“Although the overall incidence of BIA-ALCL appears to be relatively low, once the evidence indicated that a specific manufacturer’s product appeared to be directly linked to significant patient harm, including death, the FDA took action to alert the firm to new evidence indicating a recall is warranted to protect women’s health,” said FDA Principal Deputy Commissioner Amy Abernethy, MD, PhD.
The FDA’s decision is based on an increasing number of cases and deaths from implant-associated cancer. Globally, there have been 573 cases and 33 cancer deaths, 481 of which are clearly linked to the Allergan BIOCELL implants, according to the FDA. The agency focused on the 33 deaths when requesting the recall. Of the 33 deaths, the manufacturer was known in 13 cases. In 12 of those cases, Allergan was the manufacturer.
BIA-ALCL is not a primary breast cancer, but a lymphoid malignancy that develops in tissue around the implant. Generally, removing the implants and the surrounding scar tissue treats the cancer. But if the condition is not identified early, it can spread and cause death. The FDA first identified the link between breast implants and cancer in 2011.

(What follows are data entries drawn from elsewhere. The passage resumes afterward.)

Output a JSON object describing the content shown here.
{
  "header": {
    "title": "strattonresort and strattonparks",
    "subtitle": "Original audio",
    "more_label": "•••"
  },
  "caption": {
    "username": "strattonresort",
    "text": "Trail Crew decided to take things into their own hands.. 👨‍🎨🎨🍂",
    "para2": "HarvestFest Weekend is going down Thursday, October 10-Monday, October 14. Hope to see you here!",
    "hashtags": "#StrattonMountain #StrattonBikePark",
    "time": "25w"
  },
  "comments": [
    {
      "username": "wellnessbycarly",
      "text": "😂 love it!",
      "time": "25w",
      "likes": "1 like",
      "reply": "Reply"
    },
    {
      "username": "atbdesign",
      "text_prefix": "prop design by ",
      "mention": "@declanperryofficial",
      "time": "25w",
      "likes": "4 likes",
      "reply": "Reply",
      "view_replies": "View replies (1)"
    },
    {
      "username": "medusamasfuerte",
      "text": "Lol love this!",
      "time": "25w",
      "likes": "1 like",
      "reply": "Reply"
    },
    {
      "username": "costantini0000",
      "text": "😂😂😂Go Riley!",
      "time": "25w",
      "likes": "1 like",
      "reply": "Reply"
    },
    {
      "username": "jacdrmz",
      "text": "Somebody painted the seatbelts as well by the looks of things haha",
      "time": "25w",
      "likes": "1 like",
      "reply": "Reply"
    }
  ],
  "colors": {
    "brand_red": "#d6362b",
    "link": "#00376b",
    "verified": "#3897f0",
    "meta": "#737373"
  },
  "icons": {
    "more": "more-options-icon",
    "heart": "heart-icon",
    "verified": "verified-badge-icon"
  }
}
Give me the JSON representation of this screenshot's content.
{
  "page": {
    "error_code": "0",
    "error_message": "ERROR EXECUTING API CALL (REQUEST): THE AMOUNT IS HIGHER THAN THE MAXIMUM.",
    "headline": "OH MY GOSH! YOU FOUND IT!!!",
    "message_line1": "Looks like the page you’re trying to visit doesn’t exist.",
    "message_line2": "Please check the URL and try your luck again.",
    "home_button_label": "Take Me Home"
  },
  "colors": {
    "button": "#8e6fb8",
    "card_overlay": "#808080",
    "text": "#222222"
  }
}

The recall also extends to other BIOCELL breast implants, including: Natrelle saline-filled breast implants, Natrelle silicone-filled breast implants, Natrelle Inspira silicone-filled breast implants, and Natrelle 410 highly cohesive anatomically shaped silicone-filled breast implants. The recall also includes tissue expanders used in breast augmentation procedures, including Natrelle 133 Plus tissue expander and Natrelle 133 tissue expander with suture tabs.

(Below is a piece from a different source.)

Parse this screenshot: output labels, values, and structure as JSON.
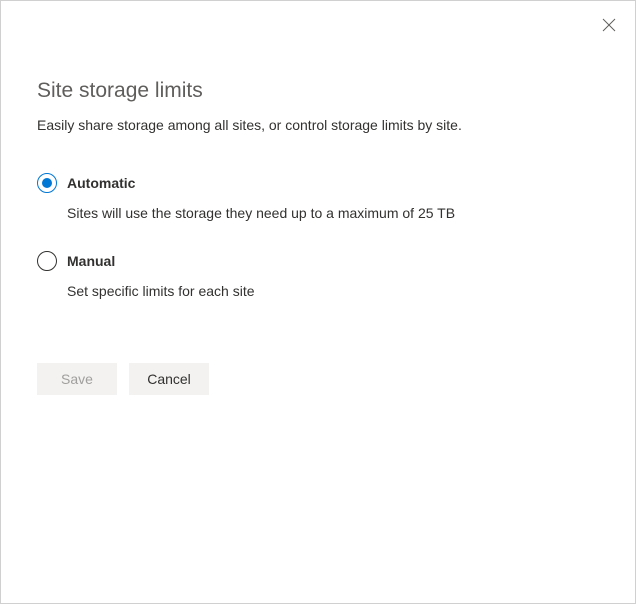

“We will continue to monitor the incidence of BIA-ALCL across other textured and smooth breast implants and tissue expanders as well as other devices intended for use in the breast,” Dr. Abernethy said. “If action is needed in the future, we will not hesitate to do what is necessary to protect patients.”